Professor Dr.-Ing. Christoph Ament

Institut für Informatik
Lehrstuhl für Regelungstechnik in der Ingenieurinformatik
Universität Augsburg
86135 Augsburg

Telefon: +49 821 598 – 3342

E-Mail:
christoph amentXla8∂informatik uni-augsburg de

www.informatik.uni-augsburg.de

 

Professorin Dr.-Ing. Tamara Bechtold

Jade Hochschule
Wilhelmshaven/Oldenburg/Elsfleth
Friedrich-Paffrath-Straße 101
26389 Wilhelmshaven

Telefon: +49 4421 2564
Telefax: +49 4421 2905

E-Mail: tamara bechtoldUna1∂jade-hs de

www.jade-hs.de/team/tamara-bechtold

 

Professor Dr.-Ing. Martin Hoffmann

Ruhr-Universität Bochum
Fakultät für Elektrotechnik und Informationstechnik
Lehrstuhl für Mikrosystemtechnik
Universitätsstraße 150
44801 Bochum

Telefon: +49 234 3227700
Telefax: +49 234 3214166

E-Mail: martin hoffmann-mstKsb9∂rub de

www.mst.rub.de

 

Professorin Dr.-Ing. Ulrike Wallrabe

Albert-Ludwigs-Universität Freiburg
Institut für Mikrosystemtechnik (IMTEK)
Lehrstuhl für Mikroaktorik
Georges-Köhler-Allee 102
79110 Freiburg

Telefon: +49 761 203 7580
Telefax: +49 761 203 7439

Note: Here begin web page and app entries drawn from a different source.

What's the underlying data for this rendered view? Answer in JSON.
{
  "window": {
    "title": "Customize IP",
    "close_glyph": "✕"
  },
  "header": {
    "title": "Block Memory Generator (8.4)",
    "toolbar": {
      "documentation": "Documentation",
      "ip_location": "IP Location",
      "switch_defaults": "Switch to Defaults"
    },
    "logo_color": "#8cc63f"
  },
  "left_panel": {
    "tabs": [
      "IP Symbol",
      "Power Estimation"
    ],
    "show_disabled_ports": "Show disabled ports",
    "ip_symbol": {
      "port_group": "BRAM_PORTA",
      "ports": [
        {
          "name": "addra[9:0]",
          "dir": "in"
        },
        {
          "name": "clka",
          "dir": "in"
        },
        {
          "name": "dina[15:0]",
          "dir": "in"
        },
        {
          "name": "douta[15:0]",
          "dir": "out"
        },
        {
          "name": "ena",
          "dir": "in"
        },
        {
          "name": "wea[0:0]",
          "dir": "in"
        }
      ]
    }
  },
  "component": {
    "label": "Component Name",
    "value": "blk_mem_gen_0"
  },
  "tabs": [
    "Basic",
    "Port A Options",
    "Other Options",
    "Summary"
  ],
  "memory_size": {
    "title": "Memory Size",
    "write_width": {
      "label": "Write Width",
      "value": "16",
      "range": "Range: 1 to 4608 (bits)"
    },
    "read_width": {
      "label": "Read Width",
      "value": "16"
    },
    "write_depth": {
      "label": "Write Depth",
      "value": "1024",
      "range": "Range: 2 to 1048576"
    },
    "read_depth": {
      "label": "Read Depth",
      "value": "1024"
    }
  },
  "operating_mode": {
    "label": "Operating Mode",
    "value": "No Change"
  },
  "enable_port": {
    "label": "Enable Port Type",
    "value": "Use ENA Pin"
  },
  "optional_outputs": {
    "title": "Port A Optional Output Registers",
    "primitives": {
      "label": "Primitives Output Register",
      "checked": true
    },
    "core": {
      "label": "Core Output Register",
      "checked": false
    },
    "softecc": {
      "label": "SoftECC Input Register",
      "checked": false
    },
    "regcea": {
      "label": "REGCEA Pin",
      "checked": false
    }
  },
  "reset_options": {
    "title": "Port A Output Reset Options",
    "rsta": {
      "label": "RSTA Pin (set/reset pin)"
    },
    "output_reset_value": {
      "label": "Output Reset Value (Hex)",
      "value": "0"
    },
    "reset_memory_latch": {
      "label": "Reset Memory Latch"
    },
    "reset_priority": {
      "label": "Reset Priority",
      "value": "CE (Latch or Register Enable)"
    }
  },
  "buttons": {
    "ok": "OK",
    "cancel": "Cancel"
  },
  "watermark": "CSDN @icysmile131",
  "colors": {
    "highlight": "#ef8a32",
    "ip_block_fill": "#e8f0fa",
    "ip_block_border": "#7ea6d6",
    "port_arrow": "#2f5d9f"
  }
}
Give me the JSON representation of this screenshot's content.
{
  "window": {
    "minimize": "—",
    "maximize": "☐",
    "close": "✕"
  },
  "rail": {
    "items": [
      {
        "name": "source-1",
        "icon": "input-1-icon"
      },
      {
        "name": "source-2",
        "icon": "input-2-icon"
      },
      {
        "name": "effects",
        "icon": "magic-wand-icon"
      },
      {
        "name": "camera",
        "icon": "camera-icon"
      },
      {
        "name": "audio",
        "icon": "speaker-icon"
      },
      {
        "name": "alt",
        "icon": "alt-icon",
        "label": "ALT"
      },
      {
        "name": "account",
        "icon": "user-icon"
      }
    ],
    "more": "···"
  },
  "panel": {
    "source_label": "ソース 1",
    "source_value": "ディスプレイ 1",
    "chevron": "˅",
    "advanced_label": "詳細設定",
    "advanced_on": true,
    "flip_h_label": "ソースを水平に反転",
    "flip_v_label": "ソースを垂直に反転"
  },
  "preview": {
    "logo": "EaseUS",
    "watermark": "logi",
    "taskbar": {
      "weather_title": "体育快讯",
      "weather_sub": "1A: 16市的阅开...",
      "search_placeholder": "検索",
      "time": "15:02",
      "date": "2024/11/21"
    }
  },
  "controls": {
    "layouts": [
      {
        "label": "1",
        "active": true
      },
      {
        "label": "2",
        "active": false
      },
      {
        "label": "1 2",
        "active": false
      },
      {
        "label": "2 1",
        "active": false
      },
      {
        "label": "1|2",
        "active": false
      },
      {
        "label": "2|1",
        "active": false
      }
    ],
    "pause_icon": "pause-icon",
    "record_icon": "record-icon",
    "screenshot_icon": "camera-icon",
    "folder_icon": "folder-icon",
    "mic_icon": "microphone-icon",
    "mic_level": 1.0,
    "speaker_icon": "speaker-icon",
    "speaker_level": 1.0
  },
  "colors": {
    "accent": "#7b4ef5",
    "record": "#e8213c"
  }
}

E-Mail: wallrabeZia7∂imtek uni-freiburg de

www.imtek.de/professuren/mikroaktorik